        As I stated earlier, social and legal codes are another system that shapes Jacobs’ existence. Building upon the questions of what she can or cannot say in her narrative, the third section focuses on the relationship between rape, sexual assault and love. Because of the social codes that control enslaved and non-enslaved persons, I question how love and positive emotional attachment can be used as a form of power, and how that power or love can be expressed through rape. As a means of elucidating this argument I draw connections between Incidents in the Life of a Slave Girl and Kindred, a 1979 work of speculative fiction by Octavia Butler. Kindred retells the story of Dana, a black woman living in 1970’s Los Angeles who is transported across time and space to an 1815 Maryland plantation. Rufus, the plantation owner’s son, is in love with Alice, an enslaved black woman on the plantation, but because she does not reciprocate his feelings he instead begins to sexually harass and rape her. At the same time, Dana realizes that she is being transported back in time whenever Rufus is in danger of dying because he is her great-great-grandfather, and Alice is her great-great-grandmother. Dana is faced with the moral quandary of wanting to prevent the rape of her great-great-grandmother, but needing to ensure that it occurs in order for the family lineage that later produces Dana to be created. Rufus proclaims his love for Alice often (and later turns his sights on Dana), but believes that because she is a black woman he cannot treat her the way that he would treat a white lover and must rape her instead. This sentiment is similar to that professed by Dr. Flint throughout the narrative—Jacobs is simply unappreciative of all that he does for her, thus he has to force himself on her instead. Because of existing social and legal codes, there is very little that Jacobs (or Alice and Dana) can do, except to disrupt social and physical codes that trap them within their bodies.

        The last code I address in my thesis is that of embodiment. Jacobs is able to escape the codes that imprison her by hiding in her grandmother’s garret for seven years. Even though she is technically no longer present in the community, she is able to affect the actions of those in the community from her position in the garret. Her confinement has disastrous effects on her body, causing stiffness and numbness in her joints and limbs that will affect her for the rest of her life. In this moment, one could wonder whether this perceived disruption instead further encodes her in structures of embodiment, which she cannot escape. While she is extending her body to its physical limits, she is also operating outside of her body in what might be called moments of freedom. Her body is no longer present in the Edenton community, but the memory of her body and existence linger, and this destabilizes the code that holds Dr. Flint in power—the code of enslavement. This moment can also be considered one of transcendence, a term outlined by Roberta Culbertson in her article “Embodied Memory, Transcendence, and Telling: Recounting Trauma, Re-establishing the Self”, that can serve as the first step on the road to survival.

This project will embark on a trip into and out of the garret.
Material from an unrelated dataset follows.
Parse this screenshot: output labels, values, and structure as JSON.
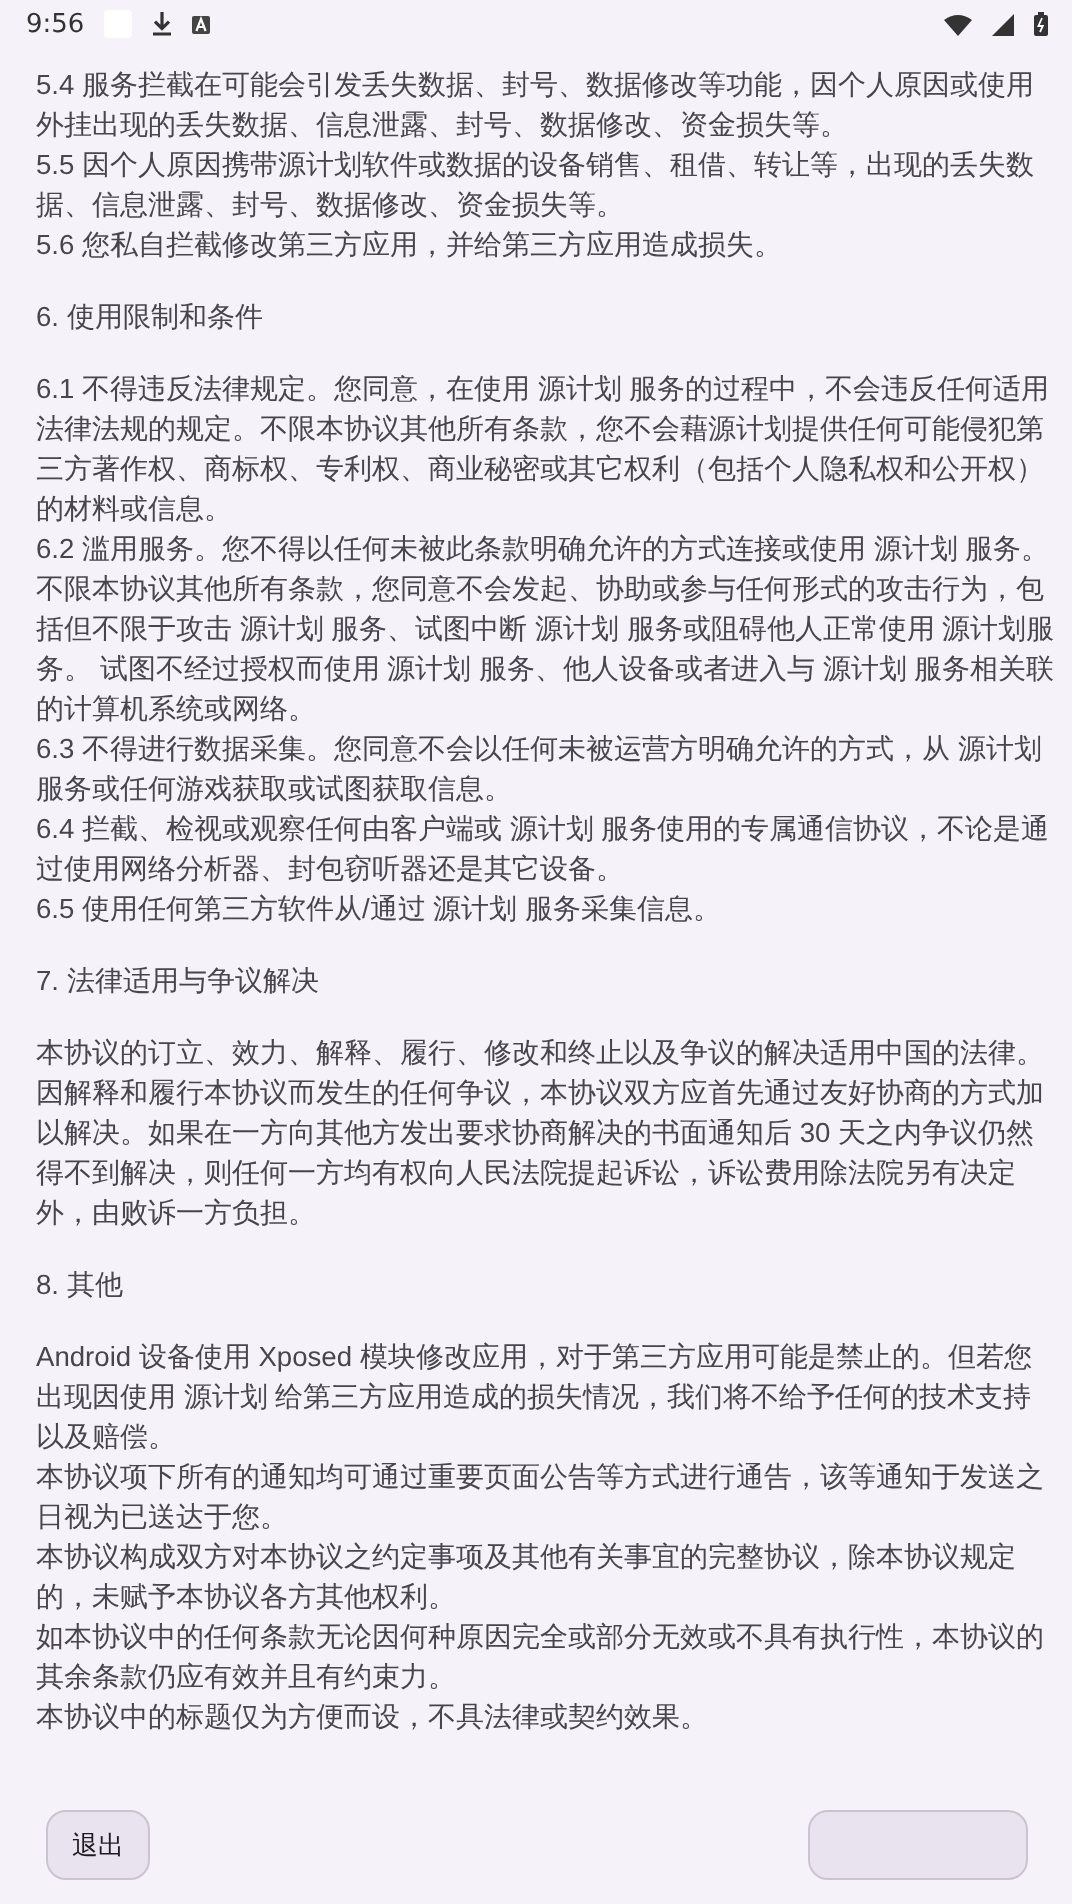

For now, we will travel from where we are now to 6 W. King St., the location of Jacobs’ grandmother’s house and the garret where codes were disrupted and freedom became possible.